We ended up not going to Simatai. Large portions of that section were closed off due to a recent snow and we decided to Mutianyu instead. The Mutianyu section is one of the best-preserved parts of the Great Wall of China. It was first built in the 6th century during the Northern Qi Dynasty, but was rebuilt in 1569 during the Ming Dynasty. It was AMAZING!
Taken once I finally - finally - stepped onto the Great Wall of China.
It was a long hike up to the Great Wall, and we made it worse by accidentally going to longest and steepest way. It, in all seriousness, took almost an hour to make the hike and only part of that is because I'm out of shape. I would have made a terrible barbarian invader. Seriously, I would have taken on look at the Great Wall of China and said, "No seriously, you expected to climb that mountain AND deal with angry Chinese soldiers towering above me. Screw this; let's go drink some fermented yak milk." And then Ghengis Khan would have killed me, so it's a good thing I'm not in a Mongolian horde. We were greeted at the top by an old Chinese woman selling beer, and we toasted making it to the top.
[we could have gone all the way to the Great Wall of China // if you'd only had a little more faith in me]
We spent an hour or so hiking along the Great Wall. It was largely deserted, but we did run into a few people. There were two guys from Victoria who were CONVINCED that on one side of the Great Wall was China and on the other side was Mongolia. Christine asked me if that was true and I shook my head no. The guys assured me that yes, it was in fact Mongolia on the other side. They know this because they watch South Park. You read that right: someone just fact checked with South Park. Christine and Tony were looking confused (and I'm a pretentious little know-it-all and I really hate it when I hear people being wrong), so I pulled out my guide book, flipped to the map and showed them the Great Wall of China and Mongolia and how they weren't actually close. I came very close to giving a little speech about how the current borders of China are a modern (and contested) invention and when people talk about "China" in a historical context, they are referring to people who identified as Chinese, not people who lived within the current borders, so when you talk about historic Mongolians and historic Chinese, it has very little to do with the modern countries of China and Mongolia. And then I shut my mouth, which is a sure sign that I'm GROWING as a PERSON.
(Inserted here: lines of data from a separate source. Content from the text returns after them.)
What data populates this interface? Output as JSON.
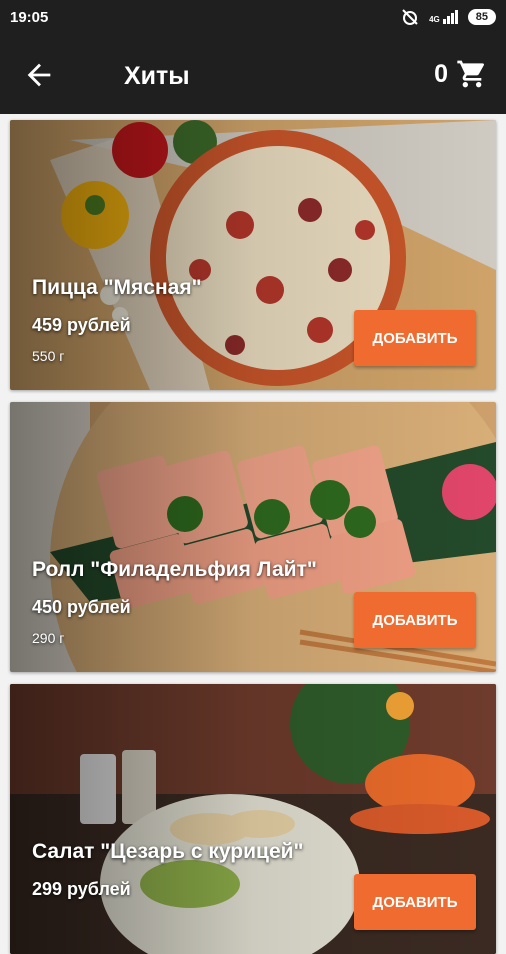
{
  "status": {
    "time": "19:05",
    "network": "4G",
    "battery": "85"
  },
  "header": {
    "title": "Хиты",
    "cart_count": "0"
  },
  "products": [
    {
      "name": "Пицца \"Мясная\"",
      "price": "459 рублей",
      "weight": "550 г",
      "button": "ДОБАВИТЬ"
    },
    {
      "name": "Ролл \"Филадельфия Лайт\"",
      "price": "450 рублей",
      "weight": "290 г",
      "button": "ДОБАВИТЬ"
    },
    {
      "name": "Салат \"Цезарь с курицей\"",
      "price": "299 рублей",
      "weight": "",
      "button": "ДОБАВИТЬ"
    }
  ],
  "icons": {
    "back": "arrow-back-icon",
    "cart": "shopping-cart-icon"
  },
  "colors": {
    "accent": "#ef6b2f",
    "appbar": "#1f1f1f"
  }
}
[we could have gone all the way to the Great Wall of China // now all you're going to be is history]
In addition to spreading scurrilous lies about geography, the two Canadians told us about a toboggan ride down from the wall. That's right: instead of walking down the mountain, we could take a wheeled toboggan on a winding metal track from the GREAT WALL OF CHINA to the parking lot. Dude, that's awesome. Of course we decided to, and it was actually loads of fun, even if it is a desecration of a historic monument. We stopped at Houhai, a lake in Beijing known for its nightlife, for dinner and some shopping before heading back to our hotels. I left the next morning and was home by mid afternoon.